▸ Extracted information
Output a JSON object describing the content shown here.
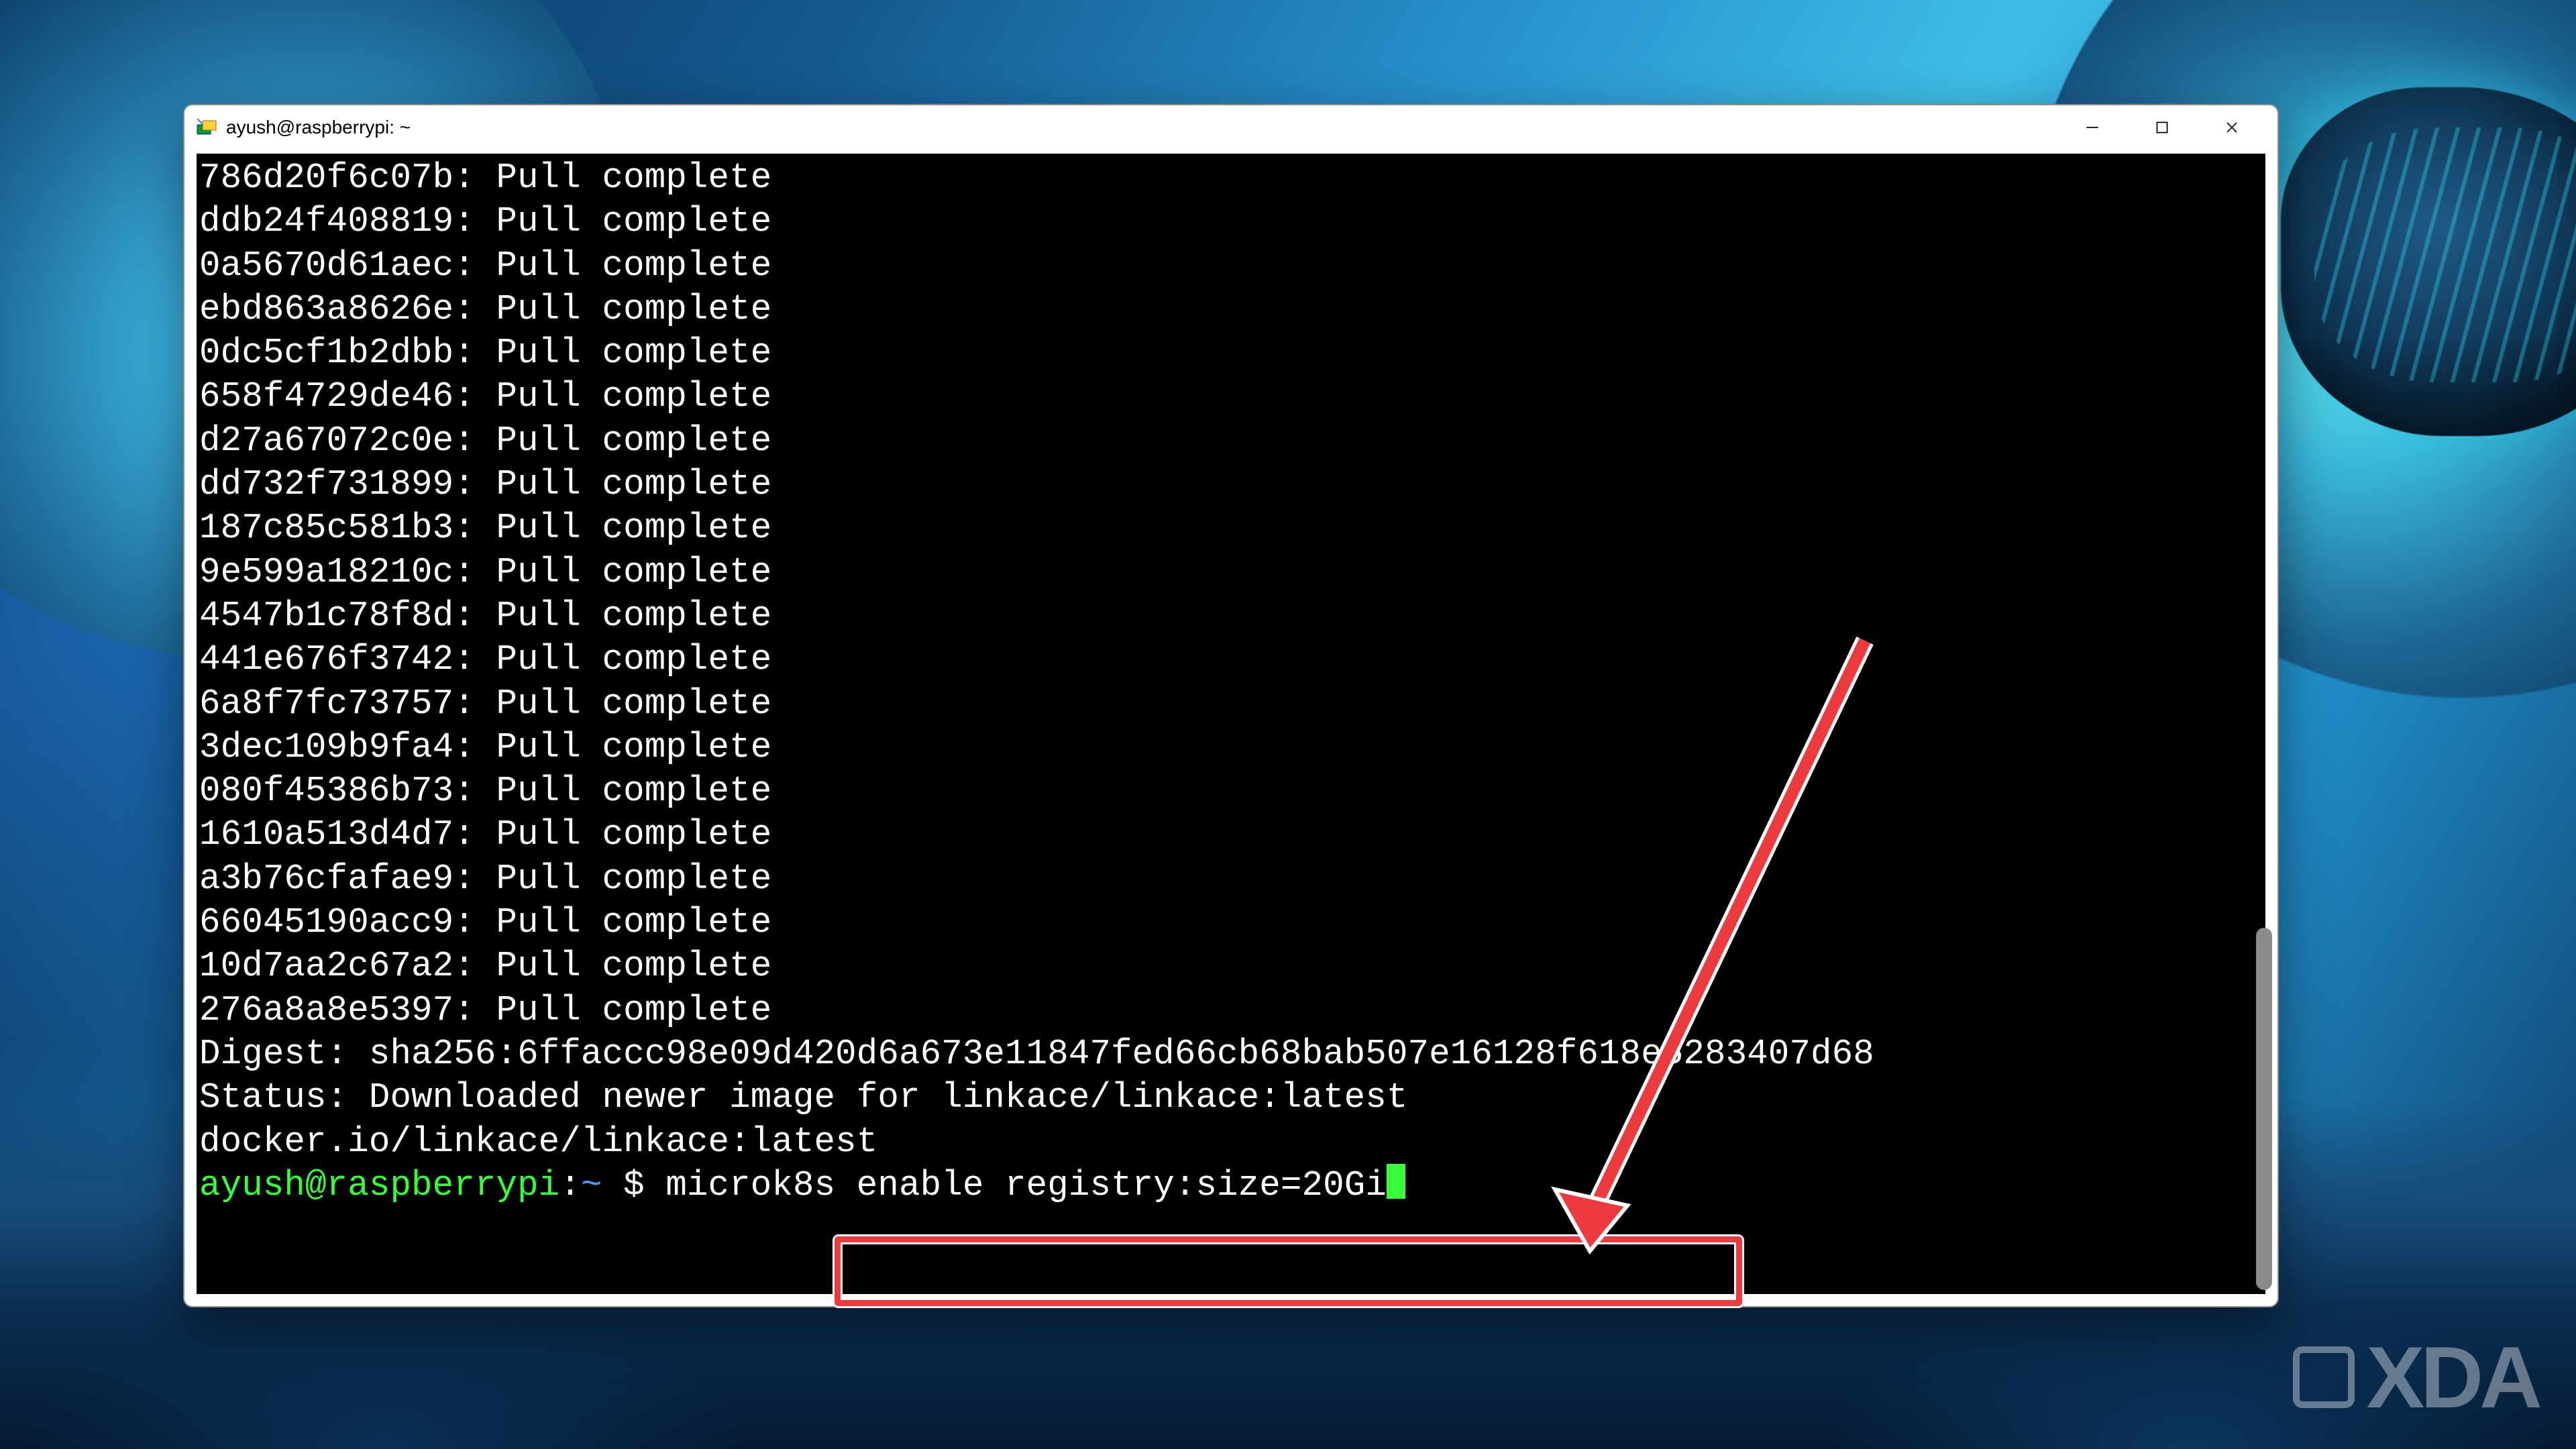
{
  "window": {
    "title": "ayush@raspberrypi: ~",
    "app_icon_name": "putty-icon"
  },
  "terminal": {
    "pull_lines": [
      "786d20f6c07b: Pull complete",
      "ddb24f408819: Pull complete",
      "0a5670d61aec: Pull complete",
      "ebd863a8626e: Pull complete",
      "0dc5cf1b2dbb: Pull complete",
      "658f4729de46: Pull complete",
      "d27a67072c0e: Pull complete",
      "dd732f731899: Pull complete",
      "187c85c581b3: Pull complete",
      "9e599a18210c: Pull complete",
      "4547b1c78f8d: Pull complete",
      "441e676f3742: Pull complete",
      "6a8f7fc73757: Pull complete",
      "3dec109b9fa4: Pull complete",
      "080f45386b73: Pull complete",
      "1610a513d4d7: Pull complete",
      "a3b76cfafae9: Pull complete",
      "66045190acc9: Pull complete",
      "10d7aa2c67a2: Pull complete",
      "276a8a8e5397: Pull complete"
    ],
    "digest_line": "Digest: sha256:6ffaccc98e09d420d6a673e11847fed66cb68bab507e16128f618e5283407d68",
    "status_line": "Status: Downloaded newer image for linkace/linkace:latest",
    "image_line": "docker.io/linkace/linkace:latest",
    "prompt": {
      "user_host": "ayush@raspberrypi",
      "sep": ":",
      "path": "~",
      "symbol": " $ "
    },
    "command": "microk8s enable registry:size=20Gi"
  },
  "watermark": {
    "text": "XDA"
  }
}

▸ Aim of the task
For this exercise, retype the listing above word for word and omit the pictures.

▸ Output for this task
Output a JSON object describing the content shown here.
{
  "window": {
    "title": "ayush@raspberrypi: ~",
    "app_icon_name": "putty-icon"
  },
  "terminal": {
    "pull_lines": [
      "786d20f6c07b: Pull complete",
      "ddb24f408819: Pull complete",
      "0a5670d61aec: Pull complete",
      "ebd863a8626e: Pull complete",
      "0dc5cf1b2dbb: Pull complete",
      "658f4729de46: Pull complete",
      "d27a67072c0e: Pull complete",
      "dd732f731899: Pull complete",
      "187c85c581b3: Pull complete",
      "9e599a18210c: Pull complete",
      "4547b1c78f8d: Pull complete",
      "441e676f3742: Pull complete",
      "6a8f7fc73757: Pull complete",
      "3dec109b9fa4: Pull complete",
      "080f45386b73: Pull complete",
      "1610a513d4d7: Pull complete",
      "a3b76cfafae9: Pull complete",
      "66045190acc9: Pull complete",
      "10d7aa2c67a2: Pull complete",
      "276a8a8e5397: Pull complete"
    ],
    "digest_line": "Digest: sha256:6ffaccc98e09d420d6a673e11847fed66cb68bab507e16128f618e5283407d68",
    "status_line": "Status: Downloaded newer image for linkace/linkace:latest",
    "image_line": "docker.io/linkace/linkace:latest",
    "prompt": {
      "user_host": "ayush@raspberrypi",
      "sep": ":",
      "path": "~",
      "symbol": " $ "
    },
    "command": "microk8s enable registry:size=20Gi"
  },
  "watermark": {
    "text": "XDA"
  }
}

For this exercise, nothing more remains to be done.